Because of its unique usage, Elohim serves very well to
express the idea of the divine Family. It can apply to every
member or to one member without changing form. For example, the
plural verb in Gen.1:26 obviously takes more than one person. But
many times throughout the Bible we find Elohim speaking directly
and using the pronoun "I."
(In these passages it is obviously only the single individual who
became Christ speaking, though He is speaking for the entire
Also, just as we can use the term "god" or "gods" to refer
to idols or pagan concepts, so Elohim is used to refer to other
gods, usually in the plural but sometimes in the singular only
(Judges 11:24). This usage by ancient Israel shows it is
perfectly all right to use our native English word "god" to apply
both to idols, and to the true God.
SHADDAY is generally believed by Hebrew scholars to mean
something like "Almighty." It first appears in Genesis 17:1. It
is sometimes used in combination with EL (hence the rendering
"God Almighty") and in names of persons, such as Zurishaddai ("my
rock is Shaddai") in Numbers 1:6.
ADONAI was the name most often read by later Jews instead of
YHWH. But this word also occurs many times in its own right in
the Hebrew text. It means "Lord" or "Master."
The One who became the Messiah or Christ is the member of
the God Family most often mentioned in the Old Testament.
Naturally, the various names most often refer to Him. But as
descriptive names or titles, they can and do apply to EVERY
member of the God Family. That is why, for example, we find YHWH
once apparently applied to the Father in Psalm 110:1.
The Greek NT also contains various names and titles. A study
of these would be helpful to understanding God better. Yet even
if we studied the entire Bible from beginning to end, we would
not exhaust God's name. For one thing, God will give NEW NAMES to
those who enter His Family in the resurrection (Rev.2:17).
In addition, Christ will write His OWN NEW NAME on them at
that time - ".....and I will write upon him the name of my
God.....AND my own NEW NAME" (Rev.3:12). One of the Eternal's
(Christ's) names will be NEW. And it it's new, we don't know it
We can be absolutely sure Christ has at least one name we do
not know, because Revelation 19:11-12 tells us this. "And I saw
heaven open, and behold a white horse; and he that sat upon him
was called Faithful and True, and in righteousness he doth judge
and make war.
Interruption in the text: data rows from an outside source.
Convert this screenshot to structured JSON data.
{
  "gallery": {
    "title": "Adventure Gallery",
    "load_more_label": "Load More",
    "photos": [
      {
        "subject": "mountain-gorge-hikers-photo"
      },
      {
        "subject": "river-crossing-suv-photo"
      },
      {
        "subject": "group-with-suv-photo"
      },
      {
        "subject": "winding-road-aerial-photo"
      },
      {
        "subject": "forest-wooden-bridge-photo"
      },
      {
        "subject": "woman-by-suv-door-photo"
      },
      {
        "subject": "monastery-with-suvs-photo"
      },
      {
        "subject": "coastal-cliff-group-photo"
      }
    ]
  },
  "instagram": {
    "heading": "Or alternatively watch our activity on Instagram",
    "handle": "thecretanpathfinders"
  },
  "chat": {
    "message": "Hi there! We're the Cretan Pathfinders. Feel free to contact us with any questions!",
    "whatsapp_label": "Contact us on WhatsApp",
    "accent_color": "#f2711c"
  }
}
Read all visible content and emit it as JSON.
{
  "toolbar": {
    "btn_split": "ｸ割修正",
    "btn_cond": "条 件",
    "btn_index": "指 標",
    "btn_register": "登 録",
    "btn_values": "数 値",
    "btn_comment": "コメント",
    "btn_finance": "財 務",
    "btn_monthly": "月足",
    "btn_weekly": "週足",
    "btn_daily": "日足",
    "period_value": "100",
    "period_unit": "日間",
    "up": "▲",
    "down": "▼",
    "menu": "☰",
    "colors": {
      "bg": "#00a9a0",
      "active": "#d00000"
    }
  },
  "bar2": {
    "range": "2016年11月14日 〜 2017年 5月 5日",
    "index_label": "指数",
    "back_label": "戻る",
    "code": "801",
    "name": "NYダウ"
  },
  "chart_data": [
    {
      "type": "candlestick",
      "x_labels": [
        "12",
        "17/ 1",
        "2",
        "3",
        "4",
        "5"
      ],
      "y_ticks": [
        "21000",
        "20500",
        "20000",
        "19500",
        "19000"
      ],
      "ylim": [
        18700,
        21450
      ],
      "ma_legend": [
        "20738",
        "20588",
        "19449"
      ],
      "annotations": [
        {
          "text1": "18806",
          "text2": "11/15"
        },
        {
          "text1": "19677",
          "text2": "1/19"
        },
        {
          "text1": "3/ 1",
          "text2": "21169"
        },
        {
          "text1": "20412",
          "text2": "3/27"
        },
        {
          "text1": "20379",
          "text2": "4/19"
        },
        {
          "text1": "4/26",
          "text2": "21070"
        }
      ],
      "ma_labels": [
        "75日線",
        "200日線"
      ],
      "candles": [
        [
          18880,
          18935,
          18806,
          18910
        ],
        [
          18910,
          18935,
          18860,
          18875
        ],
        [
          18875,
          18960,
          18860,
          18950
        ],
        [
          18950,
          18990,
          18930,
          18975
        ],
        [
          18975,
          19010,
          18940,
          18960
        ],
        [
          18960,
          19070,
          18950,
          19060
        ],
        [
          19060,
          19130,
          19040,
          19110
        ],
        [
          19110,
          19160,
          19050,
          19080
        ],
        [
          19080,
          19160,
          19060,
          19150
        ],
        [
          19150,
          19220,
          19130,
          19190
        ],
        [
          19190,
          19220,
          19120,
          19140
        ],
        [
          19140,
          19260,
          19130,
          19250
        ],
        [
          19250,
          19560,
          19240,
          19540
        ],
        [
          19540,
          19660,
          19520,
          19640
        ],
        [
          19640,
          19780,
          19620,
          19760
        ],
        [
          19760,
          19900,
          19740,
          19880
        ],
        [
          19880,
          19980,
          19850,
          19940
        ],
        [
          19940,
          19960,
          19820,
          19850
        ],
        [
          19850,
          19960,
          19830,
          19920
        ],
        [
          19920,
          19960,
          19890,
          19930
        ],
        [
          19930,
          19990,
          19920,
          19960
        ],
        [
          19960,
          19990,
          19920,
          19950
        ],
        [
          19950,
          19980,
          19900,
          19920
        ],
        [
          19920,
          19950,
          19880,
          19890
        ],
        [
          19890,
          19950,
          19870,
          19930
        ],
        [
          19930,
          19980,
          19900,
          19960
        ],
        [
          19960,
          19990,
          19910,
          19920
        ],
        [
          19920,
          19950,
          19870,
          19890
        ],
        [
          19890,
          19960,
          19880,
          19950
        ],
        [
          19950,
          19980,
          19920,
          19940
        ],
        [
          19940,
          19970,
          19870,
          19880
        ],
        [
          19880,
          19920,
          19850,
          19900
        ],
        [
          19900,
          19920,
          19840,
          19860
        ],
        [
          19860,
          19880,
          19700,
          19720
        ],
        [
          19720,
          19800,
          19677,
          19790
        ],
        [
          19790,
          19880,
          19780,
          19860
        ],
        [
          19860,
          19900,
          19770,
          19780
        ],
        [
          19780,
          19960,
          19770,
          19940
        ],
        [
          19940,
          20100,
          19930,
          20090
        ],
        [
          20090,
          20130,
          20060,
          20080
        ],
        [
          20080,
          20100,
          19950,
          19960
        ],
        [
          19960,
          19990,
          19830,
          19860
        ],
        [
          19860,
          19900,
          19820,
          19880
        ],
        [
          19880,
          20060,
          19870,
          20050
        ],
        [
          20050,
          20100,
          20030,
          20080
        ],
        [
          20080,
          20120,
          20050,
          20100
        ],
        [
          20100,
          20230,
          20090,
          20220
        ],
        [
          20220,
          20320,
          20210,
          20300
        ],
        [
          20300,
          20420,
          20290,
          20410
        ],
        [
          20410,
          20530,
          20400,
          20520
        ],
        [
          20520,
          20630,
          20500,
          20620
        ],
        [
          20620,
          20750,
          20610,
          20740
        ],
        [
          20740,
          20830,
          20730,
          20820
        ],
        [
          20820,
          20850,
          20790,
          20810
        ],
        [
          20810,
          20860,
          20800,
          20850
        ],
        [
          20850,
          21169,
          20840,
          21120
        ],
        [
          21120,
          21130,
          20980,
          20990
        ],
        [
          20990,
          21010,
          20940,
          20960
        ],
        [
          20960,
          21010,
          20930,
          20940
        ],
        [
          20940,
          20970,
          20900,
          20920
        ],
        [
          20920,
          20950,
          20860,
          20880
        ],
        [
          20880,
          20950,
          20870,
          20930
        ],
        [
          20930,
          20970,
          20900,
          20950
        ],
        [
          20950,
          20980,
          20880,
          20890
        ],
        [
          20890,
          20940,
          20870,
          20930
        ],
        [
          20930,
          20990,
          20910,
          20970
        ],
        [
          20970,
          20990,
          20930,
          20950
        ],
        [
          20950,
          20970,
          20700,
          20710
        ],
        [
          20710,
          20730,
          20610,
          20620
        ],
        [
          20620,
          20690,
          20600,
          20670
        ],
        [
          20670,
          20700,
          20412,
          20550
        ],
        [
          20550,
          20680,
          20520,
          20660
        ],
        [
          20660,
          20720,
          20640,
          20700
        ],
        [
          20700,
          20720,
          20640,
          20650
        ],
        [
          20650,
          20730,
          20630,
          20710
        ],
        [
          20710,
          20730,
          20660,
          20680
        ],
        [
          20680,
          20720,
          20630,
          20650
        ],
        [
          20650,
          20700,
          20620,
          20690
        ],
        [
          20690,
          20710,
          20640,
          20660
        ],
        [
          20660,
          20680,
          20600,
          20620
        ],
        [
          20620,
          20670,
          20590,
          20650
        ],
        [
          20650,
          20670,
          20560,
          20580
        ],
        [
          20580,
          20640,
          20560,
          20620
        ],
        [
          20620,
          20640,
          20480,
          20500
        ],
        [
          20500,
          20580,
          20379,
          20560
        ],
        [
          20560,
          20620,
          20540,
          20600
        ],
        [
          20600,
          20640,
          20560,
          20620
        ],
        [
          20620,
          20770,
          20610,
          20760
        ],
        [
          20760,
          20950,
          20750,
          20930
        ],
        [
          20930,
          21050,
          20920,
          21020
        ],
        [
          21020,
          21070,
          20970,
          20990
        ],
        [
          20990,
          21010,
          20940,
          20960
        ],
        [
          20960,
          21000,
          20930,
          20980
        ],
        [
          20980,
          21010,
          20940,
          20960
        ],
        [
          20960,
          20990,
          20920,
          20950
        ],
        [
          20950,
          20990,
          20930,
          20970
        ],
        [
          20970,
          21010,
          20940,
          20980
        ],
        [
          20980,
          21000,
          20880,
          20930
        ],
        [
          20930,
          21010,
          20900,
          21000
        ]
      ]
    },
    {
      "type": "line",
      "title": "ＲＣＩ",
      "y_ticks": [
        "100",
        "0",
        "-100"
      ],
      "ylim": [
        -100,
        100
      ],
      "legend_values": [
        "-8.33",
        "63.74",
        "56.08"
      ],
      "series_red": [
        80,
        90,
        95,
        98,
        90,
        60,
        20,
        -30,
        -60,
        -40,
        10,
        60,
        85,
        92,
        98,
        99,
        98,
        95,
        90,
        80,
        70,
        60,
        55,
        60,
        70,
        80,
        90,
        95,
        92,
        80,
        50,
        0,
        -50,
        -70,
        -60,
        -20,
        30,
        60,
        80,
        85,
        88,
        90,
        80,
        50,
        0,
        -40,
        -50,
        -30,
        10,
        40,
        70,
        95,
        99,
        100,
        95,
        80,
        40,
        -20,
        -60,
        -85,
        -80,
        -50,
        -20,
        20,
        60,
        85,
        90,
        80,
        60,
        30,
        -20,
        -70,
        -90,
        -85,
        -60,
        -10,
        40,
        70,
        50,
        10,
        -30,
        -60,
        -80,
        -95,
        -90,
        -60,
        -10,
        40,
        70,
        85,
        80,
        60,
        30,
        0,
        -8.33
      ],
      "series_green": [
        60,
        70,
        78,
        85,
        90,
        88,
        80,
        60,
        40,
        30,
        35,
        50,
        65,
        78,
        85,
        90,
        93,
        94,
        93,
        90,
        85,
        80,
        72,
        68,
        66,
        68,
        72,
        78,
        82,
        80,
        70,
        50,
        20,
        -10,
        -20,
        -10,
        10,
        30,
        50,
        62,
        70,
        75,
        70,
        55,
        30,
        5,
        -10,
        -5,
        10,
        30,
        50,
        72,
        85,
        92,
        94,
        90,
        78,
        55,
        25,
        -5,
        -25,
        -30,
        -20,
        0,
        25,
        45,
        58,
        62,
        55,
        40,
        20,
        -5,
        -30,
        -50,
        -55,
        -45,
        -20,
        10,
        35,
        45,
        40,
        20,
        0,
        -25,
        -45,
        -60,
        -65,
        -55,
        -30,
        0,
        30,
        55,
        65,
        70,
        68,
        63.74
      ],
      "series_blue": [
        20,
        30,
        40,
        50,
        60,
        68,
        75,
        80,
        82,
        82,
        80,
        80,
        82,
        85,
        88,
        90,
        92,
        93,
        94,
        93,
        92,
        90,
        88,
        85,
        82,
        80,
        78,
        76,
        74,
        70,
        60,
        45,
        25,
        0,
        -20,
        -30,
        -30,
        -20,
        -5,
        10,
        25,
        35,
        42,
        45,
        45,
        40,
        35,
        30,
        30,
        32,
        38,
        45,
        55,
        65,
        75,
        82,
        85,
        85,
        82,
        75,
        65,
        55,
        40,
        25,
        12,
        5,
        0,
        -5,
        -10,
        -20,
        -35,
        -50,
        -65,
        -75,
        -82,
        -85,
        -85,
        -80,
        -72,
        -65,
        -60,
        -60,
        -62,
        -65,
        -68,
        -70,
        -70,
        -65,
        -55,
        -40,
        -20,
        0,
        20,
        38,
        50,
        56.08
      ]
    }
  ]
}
His eyes were as a flame of fire, and on his head
were many crowns; and he had a NAME written, that no man knew,
but he himself."
God's names and titles help us to see some of His character.
His names are only SYMBOLS of what He is. We respect His names
because they represent HIM. But God reveals Himself primarily
through His WORD.
Christ said He came to reveal the name of the Father (John
1:18; 17:6, 26). YET WE WOULD SEARCH IN VAIN FOR ANY DISCUSSION
OF ITS PRONUNCIATION OR REQUIREMENT TO USE ONLY HEBREW.
What then is meant by these verses?
What Christ revealed is the WAY. He revealed the WAY to
LIFE, the WAY of the CHARACTER of God. The same character in us
will lead us to have eternal life like God, and to bear His names
which summarize His character.